Magazine article National Defense

Defense Data 'Jewels' to Remain Vulnerable

Magazine article National Defense

Defense Data 'Jewels' to Remain Vulnerable

Article excerpt

The U.S. Defense Department must do more to protect its computer networks, which are increasingly critical to military operations, according to a growing consensus among defense experts.

Known as "cyber attack" or "information warfare," this new style of combat is not a theoretical threat for the future. It is taking place here and now, defense officials and experts said.

In all, during the years 1999 through 2002, the department plans to spend $3.6 billion on computer security.

The attacks come primarily over the Internet, which the Defense Department helped develop.

The Defense Department, as a whole, now has more than 1.5 million computers, 28,000 systems, 10,000 networks, and 1,000 Web sites. They are used to conduct almost all of the department's business, from sending messages, to ordering supplies, to paying troops, to keeping track of medical records.

Every month, defense computers issue about 10 million paychecks. They write about 800,000 travel vouchers. One of the department's finance centers disburses $45 million an hour. Computers are essential to the nation's defense, Deputy Defense Secretary John Hamre told reporters.

"If someone can come in and disrupt those computers, change the data or send misleading messages, they could do tremendous damage to a military operation," said Hamre.

In addition to day-to-day business operations, many of the nation's modern, computer-guided weapons systems are vulnerable to cyber attack.

"The advantages afforded by smart weapons can be negated if access to the information needed for their use is denied or delayed, or, alternatively, if this information is compromised or exploited," Arthur L. Money, assistant secretary of defense for command, control, communications and intelligence, told a recent congressional hearing. He added:

"A $1 million cruise missile becomes an errant dumb bomb without the essential and validated mission data necessary to accomplish its mission."

Enemies of the United States, defense officials said, are all too aware of its dependence on information and are willing to take advantage of it. Hundreds of thousands of cyber attacks occur each year, according to estimates by the Defense Information Systems Agency.
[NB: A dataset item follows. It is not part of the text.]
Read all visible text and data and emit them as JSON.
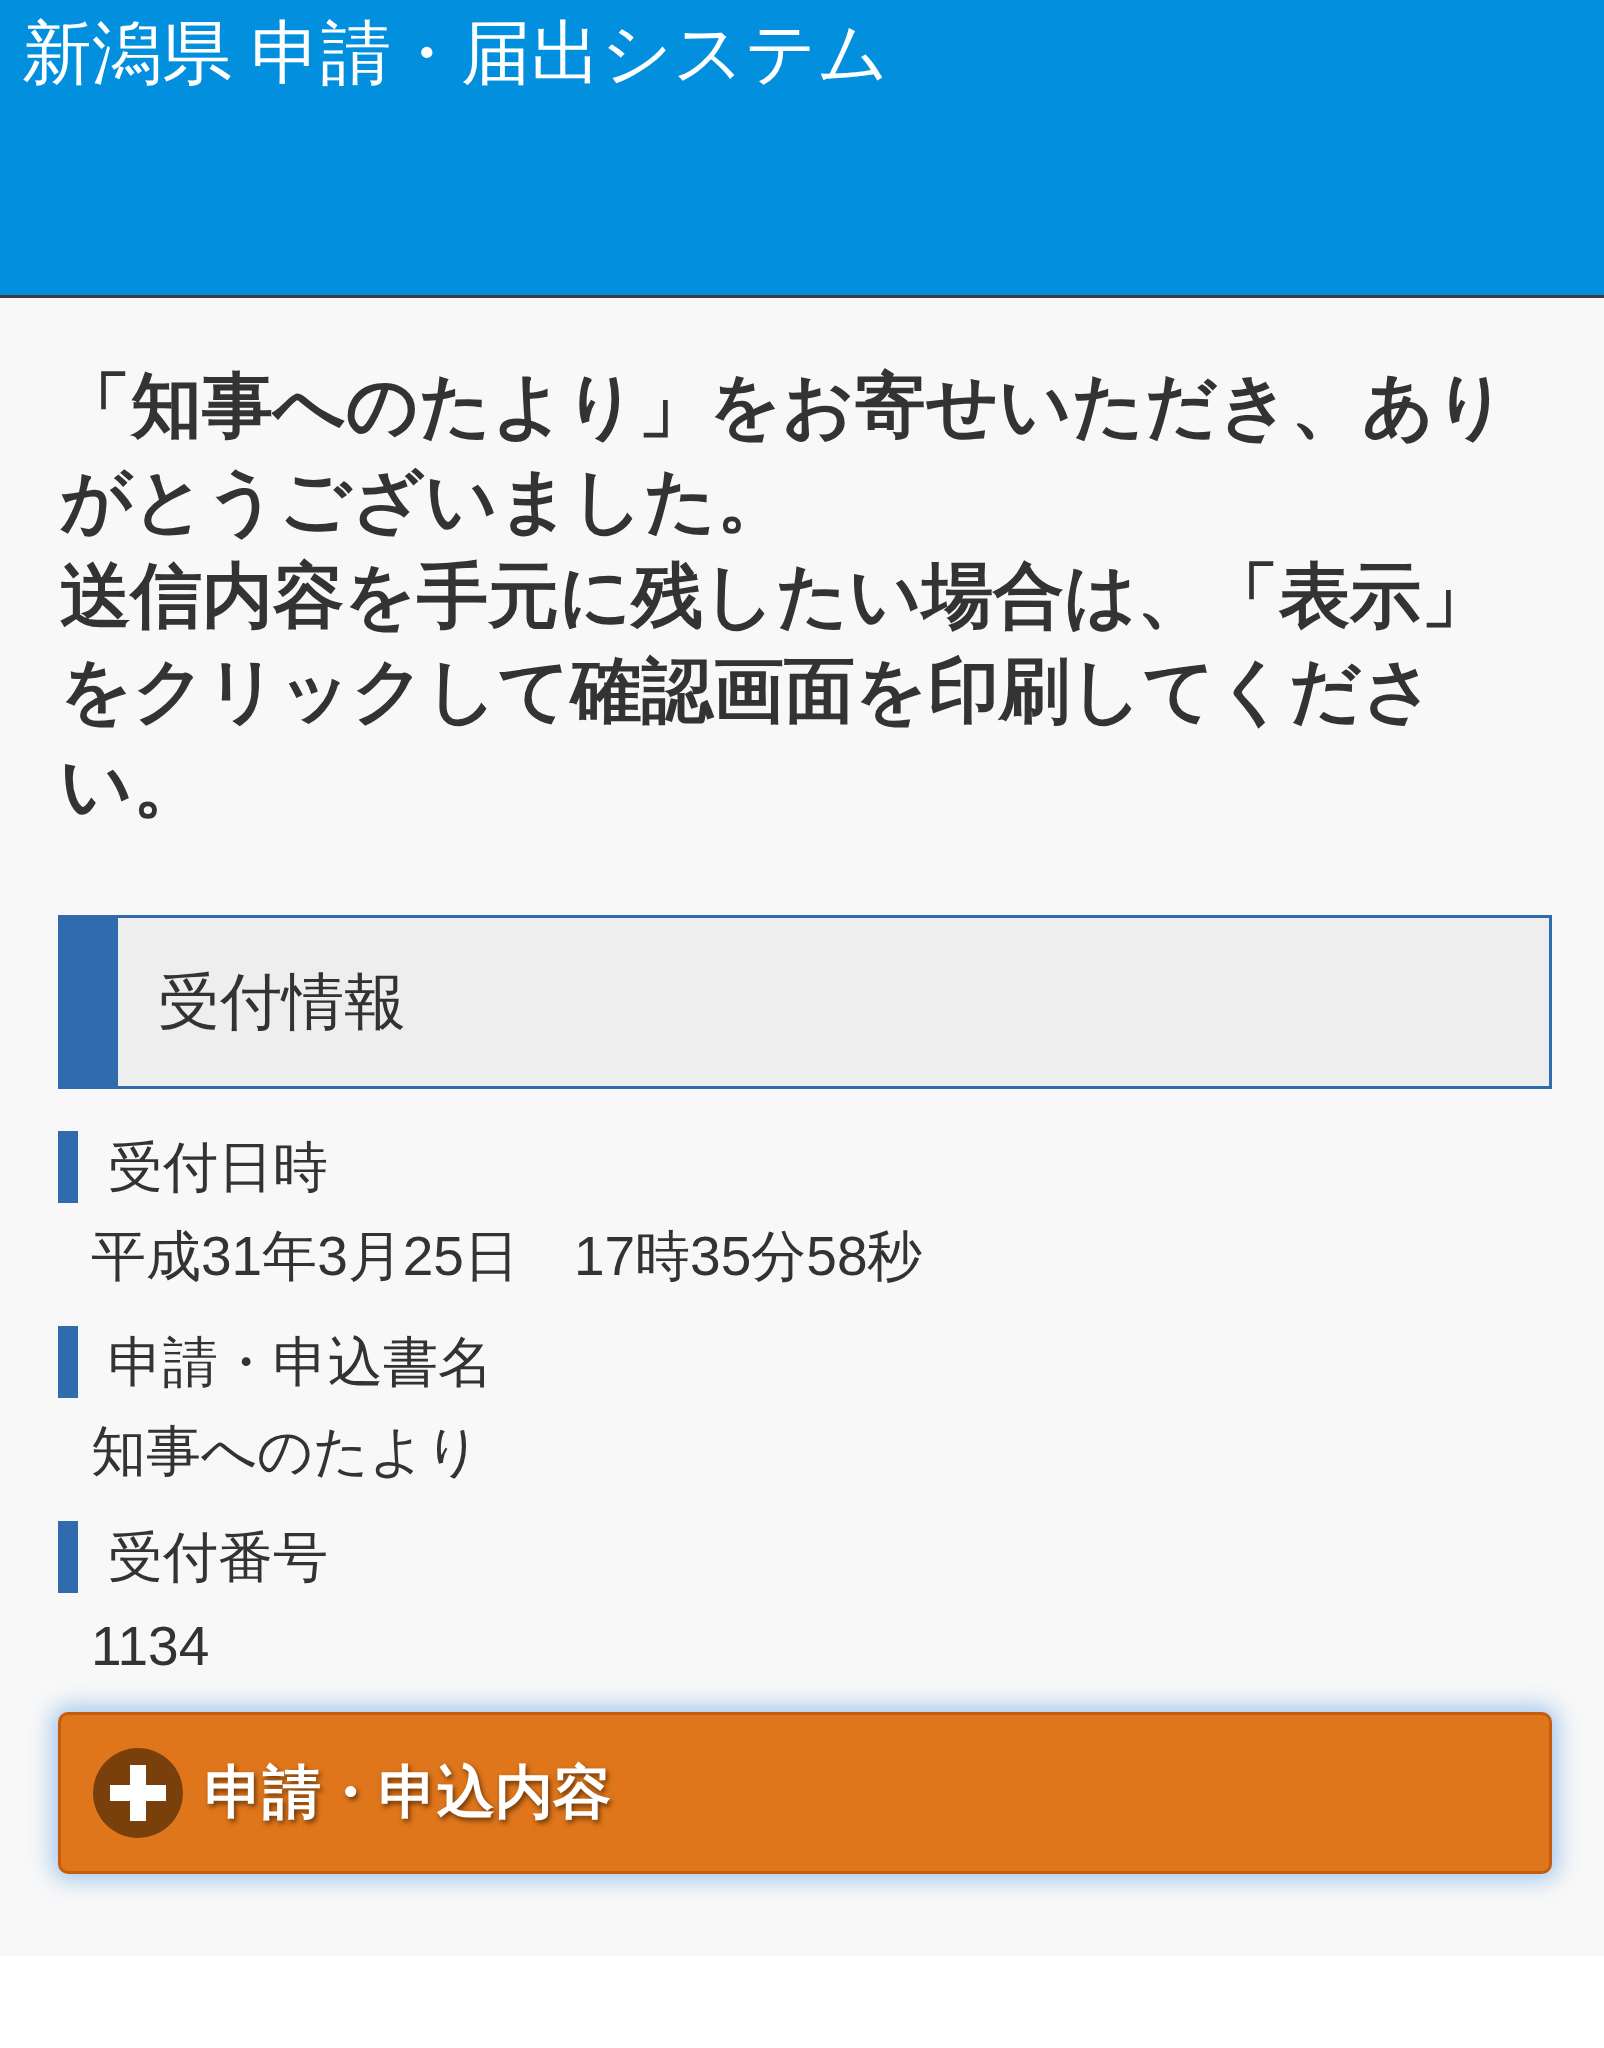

The number of attacks is doubling each year. Some examples:

* The U.S.-led NATO's Web site in Brussels recently was subjected to electronic bombardment-also known as "pinging"-from Yugoslavia, disrupting access to the site. Computer operators in Belgrade sent NATO thousands of emails a day. Some contained viruses.

* Web sites at the White House, Senate, Interior Department and Federal Bureau of Investigation recently came under attack from a loose-knit, underground network of computer hackers.

* While the United States was preparing for possible military operations against Iraq in 1998, key parts of the Defense Department's computer system were targeted in a series of attacks, dubbed "Solar Sunrise" by investigators.

The attackers' goal typically is to gain access to military computer files and then to steal information, to alter or to delete it.

The vast majority of attacks are carried out by amateur computer hackers, attracted by the "challenge" of breaking into the Pentagon computers, analysts said. Most fail to penetrate beyond the networks open to the public, which contain no classified information and pose no national security concerns. This turned out to be the case with the "Solar Sunrise" attacks, which resulted in the arrest of two 16-year-old boys in California.

Jewels of Information

"Since the information in our networks is a `crown jewel' in the information age, we are relentlessly pursued by a host of hackers and crackers trying to get that information," said Lt. Gen. William J. Donahue, director of Air Force Communications and Information. "We have taken several steps to counter this threat. …

Search by... Author
Show... All Results Primary Sources Peer-reviewed

Oops!

An unknown error has occurred. Please click the button below to reload the page. If the problem persists, please try again in a little while.